No. Here’s why: Hedy Epstein is an extremist. I say this not in a pejorative sense but in the very real sense that someone who claims that Hamas has the right to fire rockets at Israel, or that they are the rightful government of Palestine, or that there is no reason for them to be declared a terrorist organization, is an extremist, especially for this campus. I don’t have an issue with the idea of extremists, but they tend to kill dialogue. Hamas’s whole goal has been to kill dialogue, and you could say the same thing of the Israeli right. So inviting Hedy Epstein to speak isn’t helpful. Those who agreed with her got to feel that warm glow of smugness which comes from sitting in a room full of people who disagree with you. Those who did not got to feel some righteous anger. Everyone felt better, but no one said anything to each other. They spoke their points; they cheered or jeered; and they were able to go for the entire lecture without thinking.

Epstein emphasized the inhumanity of Israelis and the humanity of Palestinians. One of those subjects was useful, the other alienated people. The tragedy of occupation is not that it is being carried out by monsters who seek ways to hurt the occupied; it is that its very nature dehumanizes both sides. From what I heard, Hedy Epstein doesn’t get that. In an audience that mostly agreed with her, it would be just another tragic example of how subtlety and distinction get trampled in the rush to evoke sympathy. In the audience that showed up last week, it just meant people didn’t listen to her. If Jewish Voice for Peace and Students for Justice in Palestine want to get their respective messages across, they should focus on creating real dialogue. What I witnessed was just a pointless anger-fest.

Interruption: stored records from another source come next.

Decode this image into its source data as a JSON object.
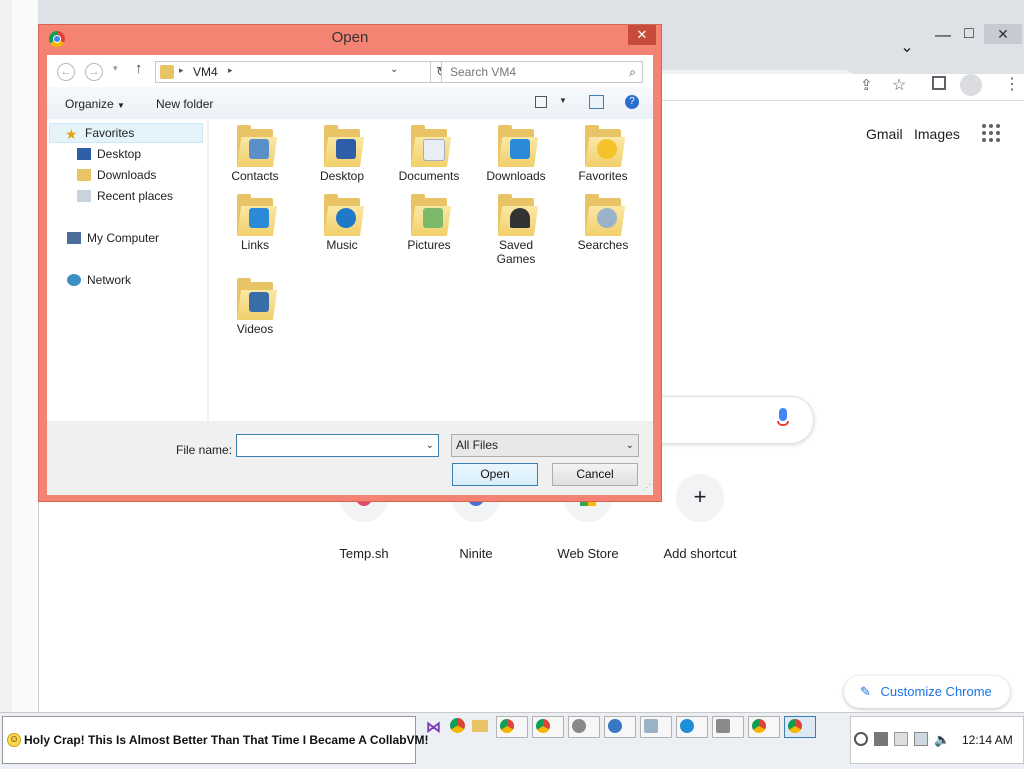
{
  "browser": {
    "top_links": {
      "gmail": "Gmail",
      "images": "Images"
    },
    "shortcuts": [
      {
        "label": "Temp.sh",
        "color": "#e04b6b"
      },
      {
        "label": "Ninite",
        "color": "#4285f4"
      },
      {
        "label": "Web Store",
        "color": "#34a853"
      },
      {
        "label": "Add shortcut",
        "icon": "+"
      }
    ],
    "customize_label": "Customize Chrome"
  },
  "dialog": {
    "title": "Open",
    "close_glyph": "✕",
    "address": {
      "path": "VM4",
      "search_placeholder": "Search VM4"
    },
    "commands": {
      "organize": "Organize",
      "new_folder": "New folder"
    },
    "nav": {
      "favorites": "Favorites",
      "desktop": "Desktop",
      "downloads": "Downloads",
      "recent_places": "Recent places",
      "my_computer": "My Computer",
      "network": "Network"
    },
    "folders": [
      {
        "label": "Contacts",
        "accent": "#5b8fc9"
      },
      {
        "label": "Desktop",
        "accent": "#2e5ea8"
      },
      {
        "label": "Documents",
        "accent": "#e9eef5"
      },
      {
        "label": "Downloads",
        "accent": "#2a8ad8"
      },
      {
        "label": "Favorites",
        "accent": "#f5c22b"
      },
      {
        "label": "Links",
        "accent": "#2a8ad8"
      },
      {
        "label": "Music",
        "accent": "#1f78c8"
      },
      {
        "label": "Pictures",
        "accent": "#7cb96b"
      },
      {
        "label": "Saved Games",
        "accent": "#333333"
      },
      {
        "label": "Searches",
        "accent": "#9ab3c9"
      },
      {
        "label": "Videos",
        "accent": "#3a6ea8"
      }
    ],
    "file_name_label": "File name:",
    "file_name_value": "",
    "filter": "All Files",
    "open_label": "Open",
    "cancel_label": "Cancel"
  },
  "taskbar": {
    "status_text": "Holy Crap! This Is Almost Better Than That Time I Became A CollabVM!",
    "clock": "12:14 AM"
  }
}
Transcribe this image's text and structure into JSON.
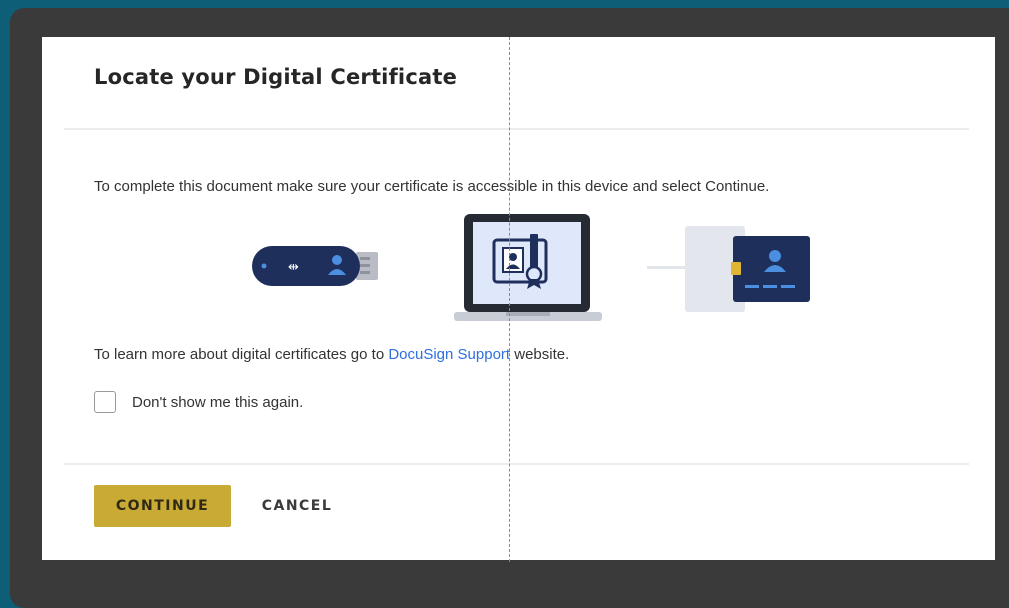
{
  "dialog": {
    "title": "Locate your Digital Certificate",
    "intro": "To complete this document make sure your certificate is accessible in this device and select Continue.",
    "learn_prefix": "To learn more about digital certificates go to ",
    "learn_link": "DocuSign Support",
    "learn_suffix": " website.",
    "checkbox_label": "Don't show me this again.",
    "checkbox_checked": false,
    "continue_label": "CONTINUE",
    "cancel_label": "CANCEL"
  },
  "icons": [
    "usb-token-icon",
    "laptop-certificate-icon",
    "smart-card-reader-icon"
  ],
  "colors": {
    "background": "#0e5e78",
    "frame": "#3a3a3a",
    "accent_button": "#c9aa35",
    "link": "#2f6fe0",
    "illustration_navy": "#1e2f5c",
    "illustration_blue": "#4a8fe0"
  }
}
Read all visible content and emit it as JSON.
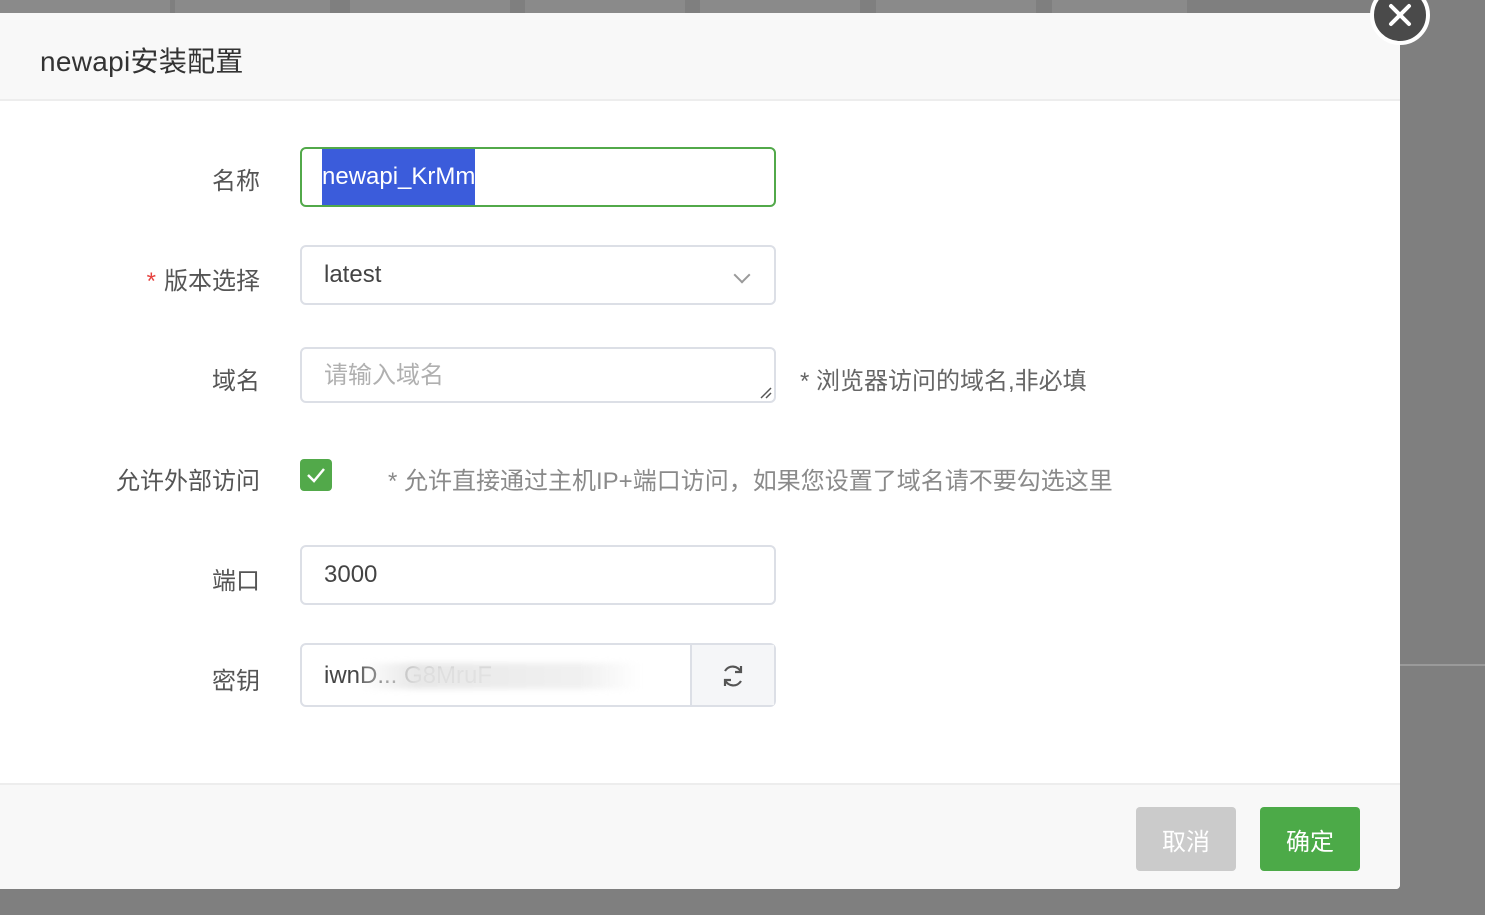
{
  "dialog": {
    "title": "newapi安装配置"
  },
  "form": {
    "name": {
      "label": "名称",
      "value": "newapi_KrMm"
    },
    "version": {
      "label": "版本选择",
      "required_mark": "*",
      "value": "latest"
    },
    "domain": {
      "label": "域名",
      "placeholder": "请输入域名",
      "hint": "* 浏览器访问的域名,非必填"
    },
    "external_access": {
      "label": "允许外部访问",
      "checked": true,
      "hint": "* 允许直接通过主机IP+端口访问，如果您设置了域名请不要勾选这里"
    },
    "port": {
      "label": "端口",
      "value": "3000"
    },
    "secret": {
      "label": "密钥",
      "value": "iwnD... G8MruF"
    }
  },
  "footer": {
    "cancel_label": "取消",
    "ok_label": "确定"
  },
  "colors": {
    "primary": "#4caa48",
    "required": "#e64340",
    "selection": "#3b5cdb"
  },
  "icons": {
    "close": "close-icon",
    "dropdown": "chevron-down-icon",
    "refresh": "refresh-icon",
    "check": "check-icon"
  }
}
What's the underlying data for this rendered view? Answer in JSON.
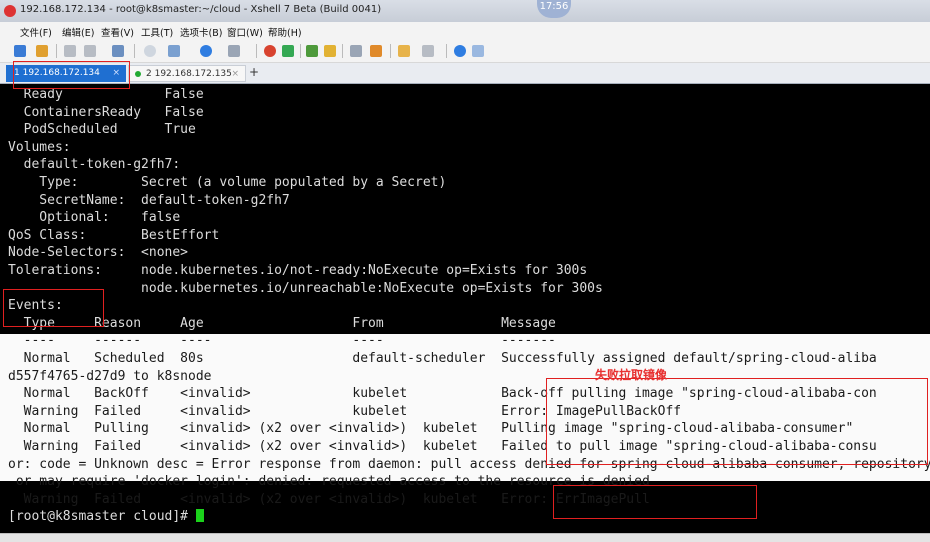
{
  "window": {
    "title": "192.168.172.134 - root@k8smaster:~/cloud - Xshell 7 Beta (Build 0041)",
    "clock": "17:56"
  },
  "menu": [
    "文件(F)",
    "编辑(E)",
    "查看(V)",
    "工具(T)",
    "选项卡(B)",
    "窗口(W)",
    "帮助(H)"
  ],
  "tabs": [
    {
      "label": "1 192.168.172.134",
      "close": "×"
    },
    {
      "label": "2 192.168.172.135",
      "close": "×"
    }
  ],
  "tab_add": "+",
  "terminal": {
    "lines": [
      "  Ready             False",
      "  ContainersReady   False",
      "  PodScheduled      True",
      "Volumes:",
      "  default-token-g2fh7:",
      "    Type:        Secret (a volume populated by a Secret)",
      "    SecretName:  default-token-g2fh7",
      "    Optional:    false",
      "QoS Class:       BestEffort",
      "Node-Selectors:  <none>",
      "Tolerations:     node.kubernetes.io/not-ready:NoExecute op=Exists for 300s",
      "                 node.kubernetes.io/unreachable:NoExecute op=Exists for 300s",
      "Events:",
      "  Type     Reason     Age                   From               Message",
      "  ----     ------     ----                  ----               -------",
      "  Normal   Scheduled  80s                   default-scheduler  Successfully assigned default/spring-cloud-aliba",
      "d557f4765-d27d9 to k8snode",
      "  Normal   BackOff    <invalid>             kubelet            Back-off pulling image \"spring-cloud-alibaba-con",
      "  Warning  Failed     <invalid>             kubelet            Error: ImagePullBackOff",
      "  Normal   Pulling    <invalid> (x2 over <invalid>)  kubelet   Pulling image \"spring-cloud-alibaba-consumer\"",
      "  Warning  Failed     <invalid> (x2 over <invalid>)  kubelet   Failed to pull image \"spring-cloud-alibaba-consu",
      "or: code = Unknown desc = Error response from daemon: pull access denied for spring-cloud-alibaba-consumer, repository d",
      " or may require 'docker login': denied: requested access to the resource is denied",
      "  Warning  Failed     <invalid> (x2 over <invalid>)  kubelet   Error: ErrImagePull",
      "[root@k8smaster cloud]# "
    ],
    "annotation": "失败拉取镜像"
  },
  "colors": {
    "annotation": "#e83030",
    "cursor": "#1bd21b",
    "tab_active": "#1f6fd1"
  }
}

The author is an Associate Justice of the Student Judiciary, an editor of The Blowfish, and an Aquarius.